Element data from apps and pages

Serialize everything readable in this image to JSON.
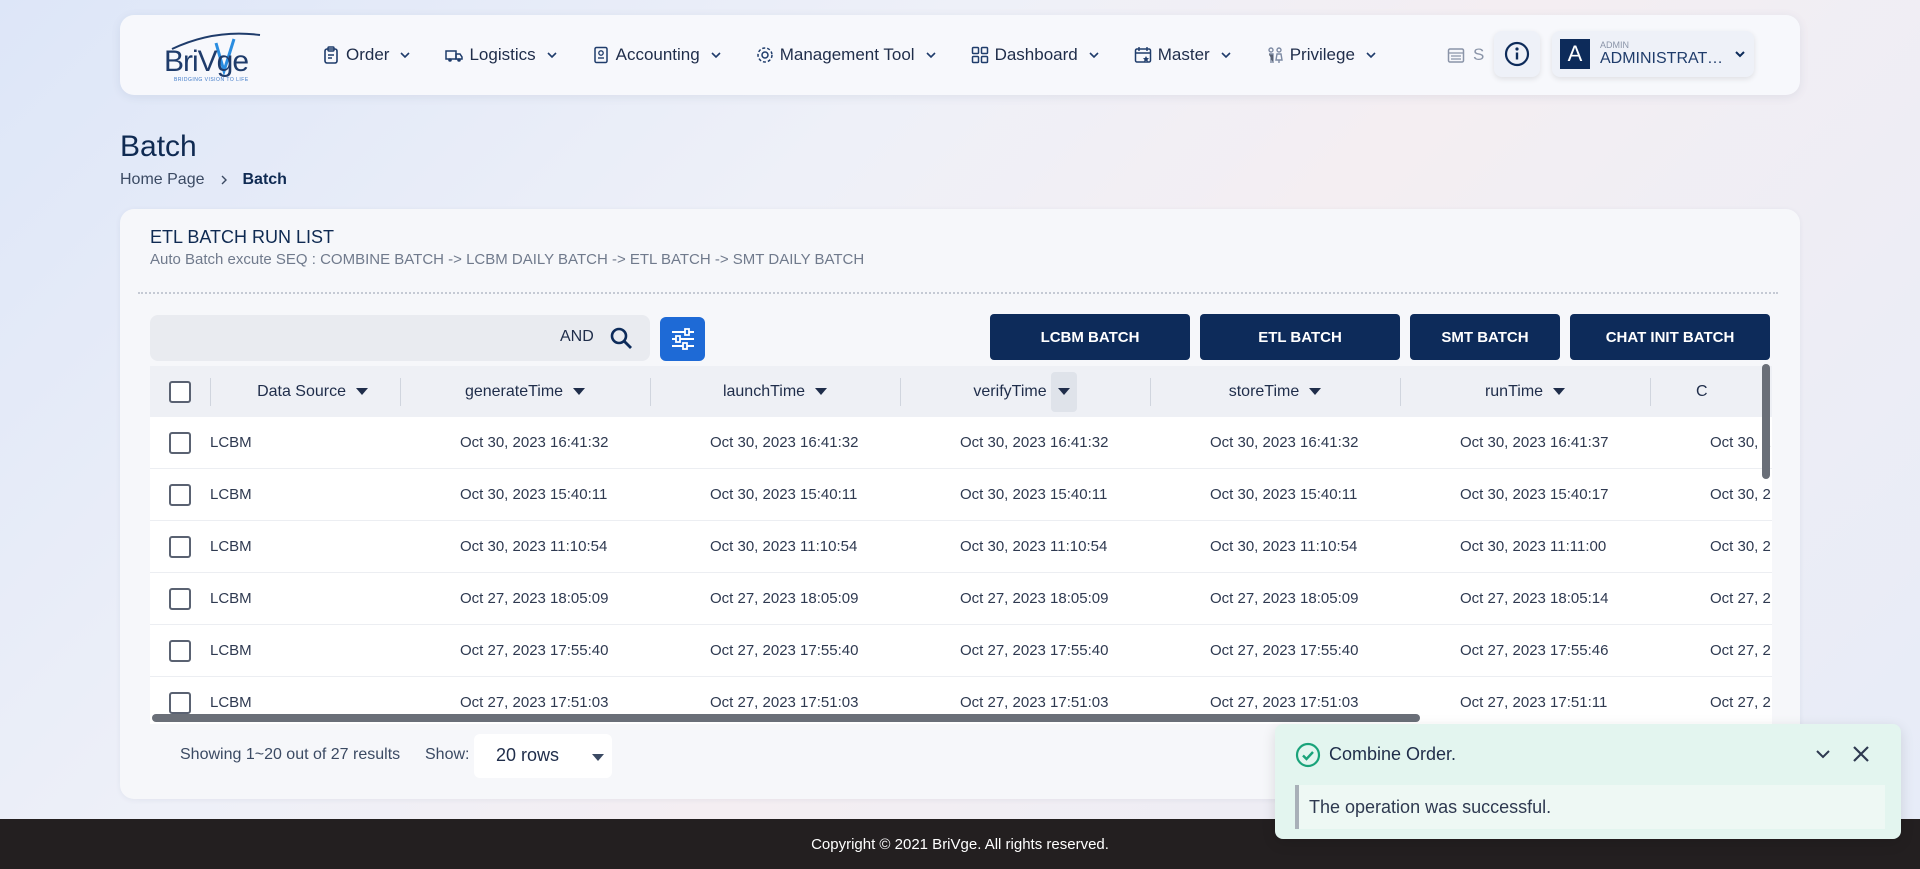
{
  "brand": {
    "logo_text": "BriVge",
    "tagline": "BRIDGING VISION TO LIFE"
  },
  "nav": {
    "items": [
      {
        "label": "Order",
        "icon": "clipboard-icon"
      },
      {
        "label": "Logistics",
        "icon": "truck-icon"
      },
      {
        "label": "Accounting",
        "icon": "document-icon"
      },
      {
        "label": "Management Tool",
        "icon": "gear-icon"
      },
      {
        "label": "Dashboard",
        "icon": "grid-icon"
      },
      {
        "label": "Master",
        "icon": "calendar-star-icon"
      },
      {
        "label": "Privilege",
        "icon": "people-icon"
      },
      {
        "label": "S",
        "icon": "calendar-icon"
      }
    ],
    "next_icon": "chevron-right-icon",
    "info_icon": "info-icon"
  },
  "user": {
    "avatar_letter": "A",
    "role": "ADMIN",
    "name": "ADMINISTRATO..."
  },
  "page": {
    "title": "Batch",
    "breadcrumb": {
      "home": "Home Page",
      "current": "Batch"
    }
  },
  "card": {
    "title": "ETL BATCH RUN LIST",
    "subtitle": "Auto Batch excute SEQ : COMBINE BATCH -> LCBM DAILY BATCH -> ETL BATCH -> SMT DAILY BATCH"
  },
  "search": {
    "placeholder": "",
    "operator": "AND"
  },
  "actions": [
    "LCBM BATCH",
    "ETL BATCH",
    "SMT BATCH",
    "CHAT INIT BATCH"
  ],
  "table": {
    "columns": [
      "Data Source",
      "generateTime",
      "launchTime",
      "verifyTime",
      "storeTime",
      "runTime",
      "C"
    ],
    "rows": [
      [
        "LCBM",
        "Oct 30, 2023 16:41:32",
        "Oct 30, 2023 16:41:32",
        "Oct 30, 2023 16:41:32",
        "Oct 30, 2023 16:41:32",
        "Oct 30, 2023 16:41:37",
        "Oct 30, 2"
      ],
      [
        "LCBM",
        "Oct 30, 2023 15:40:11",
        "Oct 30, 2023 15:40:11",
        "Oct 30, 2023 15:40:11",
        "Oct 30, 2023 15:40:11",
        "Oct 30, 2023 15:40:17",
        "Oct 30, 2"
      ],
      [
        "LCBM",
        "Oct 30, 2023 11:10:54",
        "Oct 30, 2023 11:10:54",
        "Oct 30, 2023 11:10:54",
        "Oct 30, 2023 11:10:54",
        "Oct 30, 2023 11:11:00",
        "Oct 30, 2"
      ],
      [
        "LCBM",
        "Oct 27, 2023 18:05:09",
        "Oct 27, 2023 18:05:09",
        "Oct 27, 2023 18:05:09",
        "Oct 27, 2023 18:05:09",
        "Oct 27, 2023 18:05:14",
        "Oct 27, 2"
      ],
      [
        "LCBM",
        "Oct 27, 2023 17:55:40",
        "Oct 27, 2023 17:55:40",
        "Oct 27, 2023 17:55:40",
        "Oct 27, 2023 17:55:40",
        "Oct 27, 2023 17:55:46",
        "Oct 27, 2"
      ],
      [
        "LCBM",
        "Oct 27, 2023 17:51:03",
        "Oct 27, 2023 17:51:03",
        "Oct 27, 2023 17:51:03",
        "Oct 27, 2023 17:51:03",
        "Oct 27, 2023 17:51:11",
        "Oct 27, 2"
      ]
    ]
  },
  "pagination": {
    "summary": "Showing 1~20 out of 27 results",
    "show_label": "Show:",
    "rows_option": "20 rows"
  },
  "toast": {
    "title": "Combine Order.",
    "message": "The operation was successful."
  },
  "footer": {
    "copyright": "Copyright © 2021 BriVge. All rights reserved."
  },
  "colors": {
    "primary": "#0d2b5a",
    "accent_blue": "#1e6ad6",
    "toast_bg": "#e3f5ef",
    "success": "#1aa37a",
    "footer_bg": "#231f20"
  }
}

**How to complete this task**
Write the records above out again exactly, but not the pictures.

**Solution to the problem**
Serialize everything readable in this image to JSON.
{
  "brand": {
    "logo_text": "BriVge",
    "tagline": "BRIDGING VISION TO LIFE"
  },
  "nav": {
    "items": [
      {
        "label": "Order",
        "icon": "clipboard-icon"
      },
      {
        "label": "Logistics",
        "icon": "truck-icon"
      },
      {
        "label": "Accounting",
        "icon": "document-icon"
      },
      {
        "label": "Management Tool",
        "icon": "gear-icon"
      },
      {
        "label": "Dashboard",
        "icon": "grid-icon"
      },
      {
        "label": "Master",
        "icon": "calendar-star-icon"
      },
      {
        "label": "Privilege",
        "icon": "people-icon"
      },
      {
        "label": "S",
        "icon": "calendar-icon"
      }
    ],
    "next_icon": "chevron-right-icon",
    "info_icon": "info-icon"
  },
  "user": {
    "avatar_letter": "A",
    "role": "ADMIN",
    "name": "ADMINISTRATO..."
  },
  "page": {
    "title": "Batch",
    "breadcrumb": {
      "home": "Home Page",
      "current": "Batch"
    }
  },
  "card": {
    "title": "ETL BATCH RUN LIST",
    "subtitle": "Auto Batch excute SEQ : COMBINE BATCH -> LCBM DAILY BATCH -> ETL BATCH -> SMT DAILY BATCH"
  },
  "search": {
    "placeholder": "",
    "operator": "AND"
  },
  "actions": [
    "LCBM BATCH",
    "ETL BATCH",
    "SMT BATCH",
    "CHAT INIT BATCH"
  ],
  "table": {
    "columns": [
      "Data Source",
      "generateTime",
      "launchTime",
      "verifyTime",
      "storeTime",
      "runTime",
      "C"
    ],
    "rows": [
      [
        "LCBM",
        "Oct 30, 2023 16:41:32",
        "Oct 30, 2023 16:41:32",
        "Oct 30, 2023 16:41:32",
        "Oct 30, 2023 16:41:32",
        "Oct 30, 2023 16:41:37",
        "Oct 30, 2"
      ],
      [
        "LCBM",
        "Oct 30, 2023 15:40:11",
        "Oct 30, 2023 15:40:11",
        "Oct 30, 2023 15:40:11",
        "Oct 30, 2023 15:40:11",
        "Oct 30, 2023 15:40:17",
        "Oct 30, 2"
      ],
      [
        "LCBM",
        "Oct 30, 2023 11:10:54",
        "Oct 30, 2023 11:10:54",
        "Oct 30, 2023 11:10:54",
        "Oct 30, 2023 11:10:54",
        "Oct 30, 2023 11:11:00",
        "Oct 30, 2"
      ],
      [
        "LCBM",
        "Oct 27, 2023 18:05:09",
        "Oct 27, 2023 18:05:09",
        "Oct 27, 2023 18:05:09",
        "Oct 27, 2023 18:05:09",
        "Oct 27, 2023 18:05:14",
        "Oct 27, 2"
      ],
      [
        "LCBM",
        "Oct 27, 2023 17:55:40",
        "Oct 27, 2023 17:55:40",
        "Oct 27, 2023 17:55:40",
        "Oct 27, 2023 17:55:40",
        "Oct 27, 2023 17:55:46",
        "Oct 27, 2"
      ],
      [
        "LCBM",
        "Oct 27, 2023 17:51:03",
        "Oct 27, 2023 17:51:03",
        "Oct 27, 2023 17:51:03",
        "Oct 27, 2023 17:51:03",
        "Oct 27, 2023 17:51:11",
        "Oct 27, 2"
      ]
    ]
  },
  "pagination": {
    "summary": "Showing 1~20 out of 27 results",
    "show_label": "Show:",
    "rows_option": "20 rows"
  },
  "toast": {
    "title": "Combine Order.",
    "message": "The operation was successful."
  },
  "footer": {
    "copyright": "Copyright © 2021 BriVge. All rights reserved."
  },
  "colors": {
    "primary": "#0d2b5a",
    "accent_blue": "#1e6ad6",
    "toast_bg": "#e3f5ef",
    "success": "#1aa37a",
    "footer_bg": "#231f20"
  }
}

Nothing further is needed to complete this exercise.